Even his taste of death and the drunken birthday bash where he attempts to wash his mouth clean of it with an abundance of alcohol is all the better for our knowledge of Downey’s troubled past, just as it was in his earlier role as Zodiac’s crime reporter Paul Avery, who Richard Roper so aptly described as “a brilliant, rebellious, self-destructive manic-depressive drug addict/alcoholic who is his own worst enemy.” Is it any wonder that Robert Downey Jr. seems born to play both parts and does so with sly relish and ironic self awareness?

Get your summer off to an early start with this rockin’ ride that annihilates self righteous senators as effortlessly as rogue robots and mad Russian scientists. Isn’t it about time we had some fun at the movies again?

— Kathy Borich

Film-Loving Foodie

Almost as bad a finding out that the power source replacing his heart is slowly poisoning him, is breaking the news to Tony’s devoted secretary, Pepper Potts. That and his true feelings for her.

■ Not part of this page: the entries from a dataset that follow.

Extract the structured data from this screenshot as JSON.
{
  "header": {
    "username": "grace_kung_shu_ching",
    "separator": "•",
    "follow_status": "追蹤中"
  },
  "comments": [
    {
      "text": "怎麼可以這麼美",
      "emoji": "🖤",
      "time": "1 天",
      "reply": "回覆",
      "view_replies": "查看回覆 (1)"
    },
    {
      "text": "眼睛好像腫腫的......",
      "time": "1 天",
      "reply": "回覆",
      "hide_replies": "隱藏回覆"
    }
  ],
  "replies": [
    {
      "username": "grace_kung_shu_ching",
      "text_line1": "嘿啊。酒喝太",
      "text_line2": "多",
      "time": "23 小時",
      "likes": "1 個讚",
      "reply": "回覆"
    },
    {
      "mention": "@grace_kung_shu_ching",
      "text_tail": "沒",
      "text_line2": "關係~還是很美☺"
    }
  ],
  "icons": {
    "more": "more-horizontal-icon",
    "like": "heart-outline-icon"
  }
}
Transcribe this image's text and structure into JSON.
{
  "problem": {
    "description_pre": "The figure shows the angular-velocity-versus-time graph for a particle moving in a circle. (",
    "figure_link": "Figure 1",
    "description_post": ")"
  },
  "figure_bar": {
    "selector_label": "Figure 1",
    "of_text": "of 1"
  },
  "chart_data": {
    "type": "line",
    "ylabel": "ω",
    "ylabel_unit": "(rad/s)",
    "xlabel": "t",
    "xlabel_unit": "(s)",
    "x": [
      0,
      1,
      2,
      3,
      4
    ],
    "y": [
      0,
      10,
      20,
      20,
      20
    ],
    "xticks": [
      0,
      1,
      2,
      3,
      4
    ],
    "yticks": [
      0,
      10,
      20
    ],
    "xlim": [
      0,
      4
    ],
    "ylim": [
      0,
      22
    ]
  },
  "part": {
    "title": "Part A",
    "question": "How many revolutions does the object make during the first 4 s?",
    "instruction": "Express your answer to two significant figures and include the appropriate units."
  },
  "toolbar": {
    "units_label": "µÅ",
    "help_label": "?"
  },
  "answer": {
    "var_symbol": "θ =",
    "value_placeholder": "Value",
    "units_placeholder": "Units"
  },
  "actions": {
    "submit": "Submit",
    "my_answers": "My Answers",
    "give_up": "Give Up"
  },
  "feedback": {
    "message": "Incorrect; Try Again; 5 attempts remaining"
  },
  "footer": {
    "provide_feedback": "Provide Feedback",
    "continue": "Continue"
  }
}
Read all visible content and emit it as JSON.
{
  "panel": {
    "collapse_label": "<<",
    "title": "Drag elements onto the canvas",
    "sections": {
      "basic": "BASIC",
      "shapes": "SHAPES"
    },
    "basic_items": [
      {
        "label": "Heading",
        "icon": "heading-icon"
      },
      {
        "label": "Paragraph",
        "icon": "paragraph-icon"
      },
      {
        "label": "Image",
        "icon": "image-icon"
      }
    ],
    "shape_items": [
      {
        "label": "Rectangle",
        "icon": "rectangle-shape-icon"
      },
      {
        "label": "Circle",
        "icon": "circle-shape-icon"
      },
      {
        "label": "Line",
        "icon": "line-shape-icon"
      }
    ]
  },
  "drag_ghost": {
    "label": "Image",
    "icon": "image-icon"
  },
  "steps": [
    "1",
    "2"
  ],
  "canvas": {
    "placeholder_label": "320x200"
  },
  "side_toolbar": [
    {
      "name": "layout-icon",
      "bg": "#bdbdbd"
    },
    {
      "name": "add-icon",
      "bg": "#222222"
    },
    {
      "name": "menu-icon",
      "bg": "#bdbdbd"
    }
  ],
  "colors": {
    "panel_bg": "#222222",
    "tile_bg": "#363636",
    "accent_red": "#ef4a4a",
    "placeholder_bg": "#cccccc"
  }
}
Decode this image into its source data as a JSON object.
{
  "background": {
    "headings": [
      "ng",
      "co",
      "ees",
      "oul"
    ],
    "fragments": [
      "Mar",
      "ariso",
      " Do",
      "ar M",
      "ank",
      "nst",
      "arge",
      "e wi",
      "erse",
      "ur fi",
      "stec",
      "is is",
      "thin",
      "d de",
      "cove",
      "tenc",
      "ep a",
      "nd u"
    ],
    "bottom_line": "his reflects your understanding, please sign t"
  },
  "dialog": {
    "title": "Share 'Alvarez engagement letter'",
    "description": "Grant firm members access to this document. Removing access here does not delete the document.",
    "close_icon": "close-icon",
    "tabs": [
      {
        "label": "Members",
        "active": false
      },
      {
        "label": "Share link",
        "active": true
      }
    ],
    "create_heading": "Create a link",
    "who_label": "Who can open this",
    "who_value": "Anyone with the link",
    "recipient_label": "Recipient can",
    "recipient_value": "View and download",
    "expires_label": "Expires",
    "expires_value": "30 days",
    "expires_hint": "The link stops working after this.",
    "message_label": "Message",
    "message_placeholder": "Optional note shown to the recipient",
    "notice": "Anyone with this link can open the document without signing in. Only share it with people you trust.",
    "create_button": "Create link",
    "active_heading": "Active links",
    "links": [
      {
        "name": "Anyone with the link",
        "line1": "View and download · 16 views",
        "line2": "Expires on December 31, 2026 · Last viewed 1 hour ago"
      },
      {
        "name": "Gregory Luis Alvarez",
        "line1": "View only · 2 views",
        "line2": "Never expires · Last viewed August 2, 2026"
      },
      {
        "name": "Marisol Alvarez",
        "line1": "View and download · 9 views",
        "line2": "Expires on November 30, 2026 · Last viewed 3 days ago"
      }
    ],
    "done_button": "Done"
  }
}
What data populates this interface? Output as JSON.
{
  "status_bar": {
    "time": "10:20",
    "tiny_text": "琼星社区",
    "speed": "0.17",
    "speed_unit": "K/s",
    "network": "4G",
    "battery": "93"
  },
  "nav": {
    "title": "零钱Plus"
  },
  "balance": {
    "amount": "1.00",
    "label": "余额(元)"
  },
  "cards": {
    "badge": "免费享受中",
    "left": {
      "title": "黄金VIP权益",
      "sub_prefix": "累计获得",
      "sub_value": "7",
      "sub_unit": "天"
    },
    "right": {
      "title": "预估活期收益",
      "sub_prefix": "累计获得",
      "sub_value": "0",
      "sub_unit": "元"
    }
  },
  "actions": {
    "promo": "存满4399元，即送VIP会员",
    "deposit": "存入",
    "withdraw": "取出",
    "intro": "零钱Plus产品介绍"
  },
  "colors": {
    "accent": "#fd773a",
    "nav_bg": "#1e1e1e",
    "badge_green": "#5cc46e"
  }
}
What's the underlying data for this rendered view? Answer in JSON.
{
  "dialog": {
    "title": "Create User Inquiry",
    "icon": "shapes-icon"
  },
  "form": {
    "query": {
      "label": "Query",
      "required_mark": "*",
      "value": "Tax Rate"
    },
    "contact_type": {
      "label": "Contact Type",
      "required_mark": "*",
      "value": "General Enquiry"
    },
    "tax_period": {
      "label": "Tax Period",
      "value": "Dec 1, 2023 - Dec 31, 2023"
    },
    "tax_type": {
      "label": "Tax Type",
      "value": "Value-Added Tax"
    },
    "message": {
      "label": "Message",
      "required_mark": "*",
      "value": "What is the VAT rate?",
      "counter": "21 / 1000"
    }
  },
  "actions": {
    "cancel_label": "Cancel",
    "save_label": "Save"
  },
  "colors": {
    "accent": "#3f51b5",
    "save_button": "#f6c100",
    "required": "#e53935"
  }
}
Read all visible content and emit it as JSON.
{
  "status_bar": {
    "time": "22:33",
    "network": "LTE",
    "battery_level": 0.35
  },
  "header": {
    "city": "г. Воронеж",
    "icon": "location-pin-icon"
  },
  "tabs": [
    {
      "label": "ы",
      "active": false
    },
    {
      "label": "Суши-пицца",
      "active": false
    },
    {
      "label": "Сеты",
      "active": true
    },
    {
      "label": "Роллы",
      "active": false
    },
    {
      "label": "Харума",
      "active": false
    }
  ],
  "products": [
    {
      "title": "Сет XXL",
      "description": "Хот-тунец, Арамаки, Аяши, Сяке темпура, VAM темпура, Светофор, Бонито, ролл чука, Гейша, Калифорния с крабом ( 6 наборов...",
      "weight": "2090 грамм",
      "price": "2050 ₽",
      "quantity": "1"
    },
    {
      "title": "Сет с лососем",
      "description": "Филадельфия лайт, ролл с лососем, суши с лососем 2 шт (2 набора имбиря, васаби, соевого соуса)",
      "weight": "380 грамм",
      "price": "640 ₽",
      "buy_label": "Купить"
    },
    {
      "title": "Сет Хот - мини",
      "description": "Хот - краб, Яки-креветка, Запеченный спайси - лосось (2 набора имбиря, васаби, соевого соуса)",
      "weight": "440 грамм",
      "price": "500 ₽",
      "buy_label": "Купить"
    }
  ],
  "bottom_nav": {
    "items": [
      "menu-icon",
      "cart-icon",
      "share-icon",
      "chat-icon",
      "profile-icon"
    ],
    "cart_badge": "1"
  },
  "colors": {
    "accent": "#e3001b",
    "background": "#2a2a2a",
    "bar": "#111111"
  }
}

He decides on a culinary creation to make the truth go down a little easier. Who would guess that Tony, whose tastes ran the gamut from cheeseburgers to pizza in Iron Man, would not only be into omelets, but know how to make them, too?

The one he presents to Pepper looks delicious, brimming with delicately sautéed mushrooms. I know you’ll enjoy this recipe from our archives. 

For today’s feature we will have to seek Tony’s ever persistent rival, Justin Hammer, who wines and dines Stark’s Nemesis Whiplash to win him to his side. His dessert of choice features Italian ice cream, but true to Hammer’s casual way with authenticity, his is flown in from California.

Our recipe combines espresso ice cream with Italian Tiramisu in a frozen presentation. Delizioso!

Ice Cream Tiramisu Cake


  • 1 cup white sugar
  • 2/3 cup water
  • 1 1/2 cups brewed espresso
  • 1/3 cup coffee flavored liqueur
  • 1 (9 inch) sponge cake
  • 1/4 cup finely ground espresso beans
  • 2 pints espresso ice cream
  • 2 pints coffee ice cream


In a small saucepan over medium heat, combine sugar and water. Bring to a boil, then remove from heat and stir in espresso and coffee liqueur. Let cool completely.

Split the sponge cake in half horizontally to make two layers. Place bottom layer in a serving dish. Brush with 3/4 cup coffee syrup. Sprinkle 2 tablespoons ground espresso evenly over surface of cake. Beat the espresso ice cream with the paddle attachment of an electric mixer until spreadable. Spread over bottom cake layer. Place the top cake layer over the ice cream. Brush with remaining coffee syrup. Place in freezer 30 minutes.

Beat the coffee ice cream until spreadable. Spread the ice cream over the frozen cake, and swirl to make pretty. Return cake to freezer until firm.

Recipe Source: